** Opening EXCERPTED DATA block **

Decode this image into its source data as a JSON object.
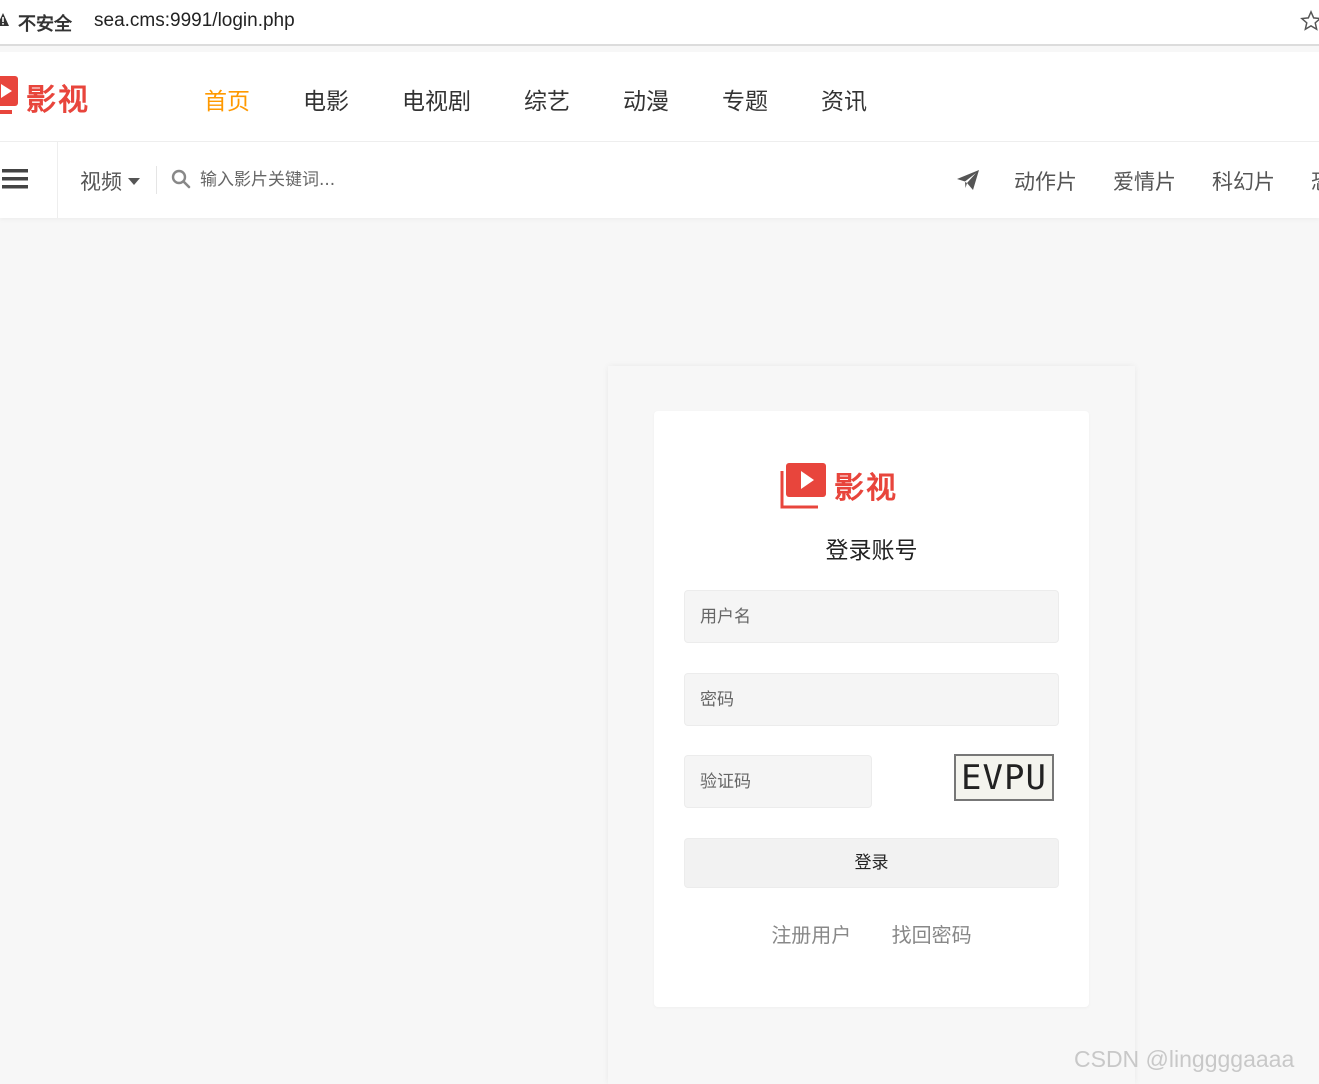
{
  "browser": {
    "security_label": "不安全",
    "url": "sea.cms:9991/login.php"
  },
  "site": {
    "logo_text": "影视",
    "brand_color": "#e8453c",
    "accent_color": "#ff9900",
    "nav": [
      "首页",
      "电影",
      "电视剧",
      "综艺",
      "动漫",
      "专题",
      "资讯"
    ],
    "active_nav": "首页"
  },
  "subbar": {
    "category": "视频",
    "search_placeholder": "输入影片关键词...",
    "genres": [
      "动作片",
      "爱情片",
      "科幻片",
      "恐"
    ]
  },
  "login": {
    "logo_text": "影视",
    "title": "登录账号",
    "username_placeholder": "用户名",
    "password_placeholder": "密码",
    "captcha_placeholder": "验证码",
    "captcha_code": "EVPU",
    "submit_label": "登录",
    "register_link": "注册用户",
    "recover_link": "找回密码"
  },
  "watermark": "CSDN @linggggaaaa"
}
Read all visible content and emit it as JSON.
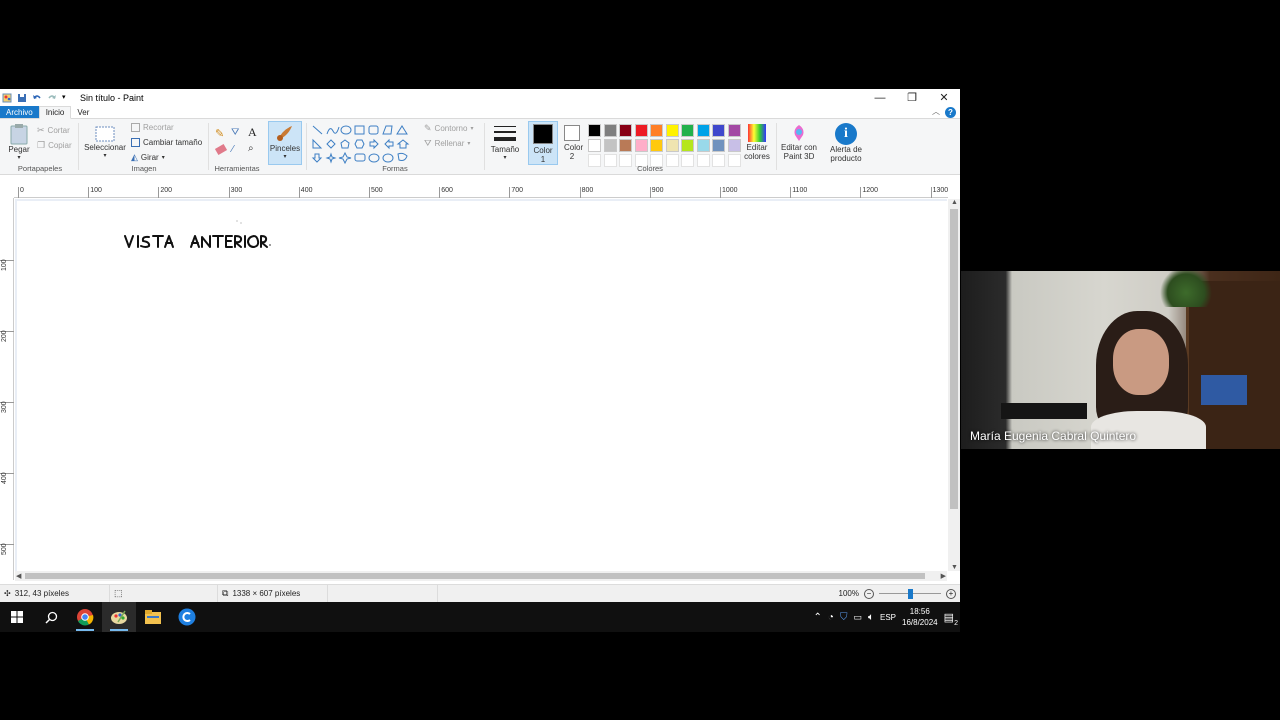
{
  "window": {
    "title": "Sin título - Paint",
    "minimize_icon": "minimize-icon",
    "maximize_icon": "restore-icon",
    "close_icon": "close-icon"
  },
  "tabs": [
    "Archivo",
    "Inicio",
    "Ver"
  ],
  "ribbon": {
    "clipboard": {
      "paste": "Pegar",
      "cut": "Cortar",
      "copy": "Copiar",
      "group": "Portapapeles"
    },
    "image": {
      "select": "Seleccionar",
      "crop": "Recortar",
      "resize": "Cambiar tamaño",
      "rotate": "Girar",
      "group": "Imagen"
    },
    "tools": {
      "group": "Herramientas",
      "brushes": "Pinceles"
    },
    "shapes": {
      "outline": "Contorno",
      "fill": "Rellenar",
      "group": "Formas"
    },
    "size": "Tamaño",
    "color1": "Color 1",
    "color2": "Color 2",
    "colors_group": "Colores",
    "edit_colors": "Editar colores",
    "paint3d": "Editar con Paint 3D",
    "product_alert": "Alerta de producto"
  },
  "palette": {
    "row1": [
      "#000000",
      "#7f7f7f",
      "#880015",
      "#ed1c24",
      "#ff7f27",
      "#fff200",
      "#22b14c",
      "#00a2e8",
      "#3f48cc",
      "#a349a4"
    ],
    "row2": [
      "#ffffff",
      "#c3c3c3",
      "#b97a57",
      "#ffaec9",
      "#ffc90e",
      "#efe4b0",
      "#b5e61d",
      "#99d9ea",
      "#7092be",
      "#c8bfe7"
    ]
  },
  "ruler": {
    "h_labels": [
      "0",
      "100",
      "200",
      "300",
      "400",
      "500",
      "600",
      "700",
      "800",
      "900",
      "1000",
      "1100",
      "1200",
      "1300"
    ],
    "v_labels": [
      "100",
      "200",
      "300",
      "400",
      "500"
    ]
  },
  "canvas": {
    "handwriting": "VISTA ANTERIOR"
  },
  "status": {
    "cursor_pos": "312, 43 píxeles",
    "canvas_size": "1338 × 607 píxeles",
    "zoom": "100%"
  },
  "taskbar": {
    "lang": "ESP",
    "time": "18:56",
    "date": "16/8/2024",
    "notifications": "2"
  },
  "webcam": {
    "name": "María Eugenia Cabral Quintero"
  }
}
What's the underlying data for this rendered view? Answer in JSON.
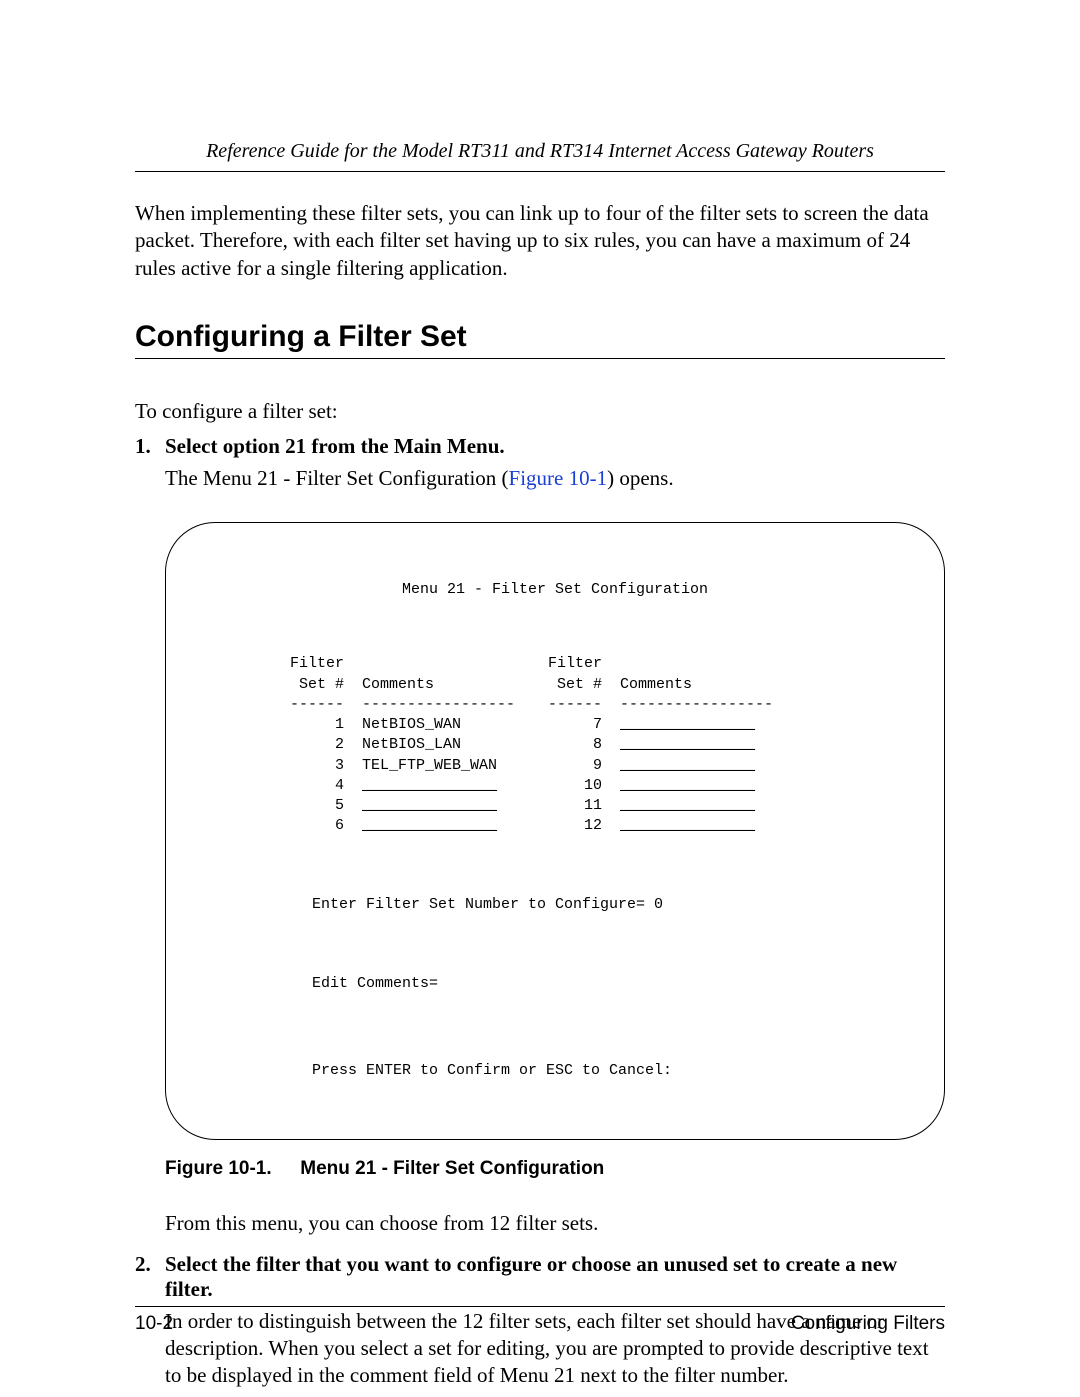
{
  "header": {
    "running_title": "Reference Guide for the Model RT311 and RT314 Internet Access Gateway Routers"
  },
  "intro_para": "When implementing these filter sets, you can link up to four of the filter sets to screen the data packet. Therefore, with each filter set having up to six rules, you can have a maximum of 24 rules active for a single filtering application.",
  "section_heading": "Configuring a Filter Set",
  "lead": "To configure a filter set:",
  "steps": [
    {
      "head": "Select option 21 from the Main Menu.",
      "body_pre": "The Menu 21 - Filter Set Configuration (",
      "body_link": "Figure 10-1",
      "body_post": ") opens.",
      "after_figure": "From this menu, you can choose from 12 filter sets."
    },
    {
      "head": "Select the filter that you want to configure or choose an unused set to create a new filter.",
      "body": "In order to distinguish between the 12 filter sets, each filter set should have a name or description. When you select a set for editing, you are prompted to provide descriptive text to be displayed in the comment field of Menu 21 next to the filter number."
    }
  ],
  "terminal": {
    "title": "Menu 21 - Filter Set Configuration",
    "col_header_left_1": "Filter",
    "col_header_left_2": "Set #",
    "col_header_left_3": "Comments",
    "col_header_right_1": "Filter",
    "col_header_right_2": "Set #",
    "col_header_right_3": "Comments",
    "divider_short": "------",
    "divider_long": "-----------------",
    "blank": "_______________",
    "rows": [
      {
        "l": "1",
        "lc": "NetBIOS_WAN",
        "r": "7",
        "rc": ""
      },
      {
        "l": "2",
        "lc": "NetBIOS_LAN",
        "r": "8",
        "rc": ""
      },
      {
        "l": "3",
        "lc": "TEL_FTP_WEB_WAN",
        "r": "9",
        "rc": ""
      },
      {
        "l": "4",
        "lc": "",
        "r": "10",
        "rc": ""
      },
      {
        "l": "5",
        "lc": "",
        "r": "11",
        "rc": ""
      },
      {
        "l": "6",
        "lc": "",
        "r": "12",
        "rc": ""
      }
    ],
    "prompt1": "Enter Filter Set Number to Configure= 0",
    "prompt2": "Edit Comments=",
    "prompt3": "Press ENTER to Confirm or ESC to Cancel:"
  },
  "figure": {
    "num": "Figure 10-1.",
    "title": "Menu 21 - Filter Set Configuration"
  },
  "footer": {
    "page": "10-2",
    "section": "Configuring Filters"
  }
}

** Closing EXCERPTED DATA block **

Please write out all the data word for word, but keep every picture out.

Decode this image into its source data as a JSON object.
{
  "browser": {
    "security_label": "不安全",
    "url": "sea.cms:9991/login.php"
  },
  "site": {
    "logo_text": "影视",
    "brand_color": "#e8453c",
    "accent_color": "#ff9900",
    "nav": [
      "首页",
      "电影",
      "电视剧",
      "综艺",
      "动漫",
      "专题",
      "资讯"
    ],
    "active_nav": "首页"
  },
  "subbar": {
    "category": "视频",
    "search_placeholder": "输入影片关键词...",
    "genres": [
      "动作片",
      "爱情片",
      "科幻片",
      "恐"
    ]
  },
  "login": {
    "logo_text": "影视",
    "title": "登录账号",
    "username_placeholder": "用户名",
    "password_placeholder": "密码",
    "captcha_placeholder": "验证码",
    "captcha_code": "EVPU",
    "submit_label": "登录",
    "register_link": "注册用户",
    "recover_link": "找回密码"
  },
  "watermark": "CSDN @linggggaaaa"
}
Read all visible content and emit it as JSON.
{
  "window": {
    "title": "Sin título - Paint",
    "minimize_icon": "minimize-icon",
    "maximize_icon": "restore-icon",
    "close_icon": "close-icon"
  },
  "tabs": [
    "Archivo",
    "Inicio",
    "Ver"
  ],
  "ribbon": {
    "clipboard": {
      "paste": "Pegar",
      "cut": "Cortar",
      "copy": "Copiar",
      "group": "Portapapeles"
    },
    "image": {
      "select": "Seleccionar",
      "crop": "Recortar",
      "resize": "Cambiar tamaño",
      "rotate": "Girar",
      "group": "Imagen"
    },
    "tools": {
      "group": "Herramientas",
      "brushes": "Pinceles"
    },
    "shapes": {
      "outline": "Contorno",
      "fill": "Rellenar",
      "group": "Formas"
    },
    "size": "Tamaño",
    "color1": "Color 1",
    "color2": "Color 2",
    "colors_group": "Colores",
    "edit_colors": "Editar colores",
    "paint3d": "Editar con Paint 3D",
    "product_alert": "Alerta de producto"
  },
  "palette": {
    "row1": [
      "#000000",
      "#7f7f7f",
      "#880015",
      "#ed1c24",
      "#ff7f27",
      "#fff200",
      "#22b14c",
      "#00a2e8",
      "#3f48cc",
      "#a349a4"
    ],
    "row2": [
      "#ffffff",
      "#c3c3c3",
      "#b97a57",
      "#ffaec9",
      "#ffc90e",
      "#efe4b0",
      "#b5e61d",
      "#99d9ea",
      "#7092be",
      "#c8bfe7"
    ]
  },
  "ruler": {
    "h_labels": [
      "0",
      "100",
      "200",
      "300",
      "400",
      "500",
      "600",
      "700",
      "800",
      "900",
      "1000",
      "1100",
      "1200",
      "1300"
    ],
    "v_labels": [
      "100",
      "200",
      "300",
      "400",
      "500"
    ]
  },
  "canvas": {
    "handwriting": "VISTA ANTERIOR"
  },
  "status": {
    "cursor_pos": "312, 43 píxeles",
    "canvas_size": "1338 × 607 píxeles",
    "zoom": "100%"
  },
  "taskbar": {
    "lang": "ESP",
    "time": "18:56",
    "date": "16/8/2024",
    "notifications": "2"
  },
  "webcam": {
    "name": "María Eugenia Cabral Quintero"
  }
}
What's the underlying data for this rendered view? Answer in JSON.
{
  "header": {
    "running_title": "Reference Guide for the Model RT311 and RT314 Internet Access Gateway Routers"
  },
  "intro_para": "When implementing these filter sets, you can link up to four of the filter sets to screen the data packet. Therefore, with each filter set having up to six rules, you can have a maximum of 24 rules active for a single filtering application.",
  "section_heading": "Configuring a Filter Set",
  "lead": "To configure a filter set:",
  "steps": [
    {
      "head": "Select option 21 from the Main Menu.",
      "body_pre": "The Menu 21 - Filter Set Configuration (",
      "body_link": "Figure 10-1",
      "body_post": ") opens.",
      "after_figure": "From this menu, you can choose from 12 filter sets."
    },
    {
      "head": "Select the filter that you want to configure or choose an unused set to create a new filter.",
      "body": "In order to distinguish between the 12 filter sets, each filter set should have a name or description. When you select a set for editing, you are prompted to provide descriptive text to be displayed in the comment field of Menu 21 next to the filter number."
    }
  ],
  "terminal": {
    "title": "Menu 21 - Filter Set Configuration",
    "col_header_left_1": "Filter",
    "col_header_left_2": "Set #",
    "col_header_left_3": "Comments",
    "col_header_right_1": "Filter",
    "col_header_right_2": "Set #",
    "col_header_right_3": "Comments",
    "divider_short": "------",
    "divider_long": "-----------------",
    "blank": "_______________",
    "rows": [
      {
        "l": "1",
        "lc": "NetBIOS_WAN",
        "r": "7",
        "rc": ""
      },
      {
        "l": "2",
        "lc": "NetBIOS_LAN",
        "r": "8",
        "rc": ""
      },
      {
        "l": "3",
        "lc": "TEL_FTP_WEB_WAN",
        "r": "9",
        "rc": ""
      },
      {
        "l": "4",
        "lc": "",
        "r": "10",
        "rc": ""
      },
      {
        "l": "5",
        "lc": "",
        "r": "11",
        "rc": ""
      },
      {
        "l": "6",
        "lc": "",
        "r": "12",
        "rc": ""
      }
    ],
    "prompt1": "Enter Filter Set Number to Configure= 0",
    "prompt2": "Edit Comments=",
    "prompt3": "Press ENTER to Confirm or ESC to Cancel:"
  },
  "figure": {
    "num": "Figure 10-1.",
    "title": "Menu 21 - Filter Set Configuration"
  },
  "footer": {
    "page": "10-2",
    "section": "Configuring Filters"
  }
}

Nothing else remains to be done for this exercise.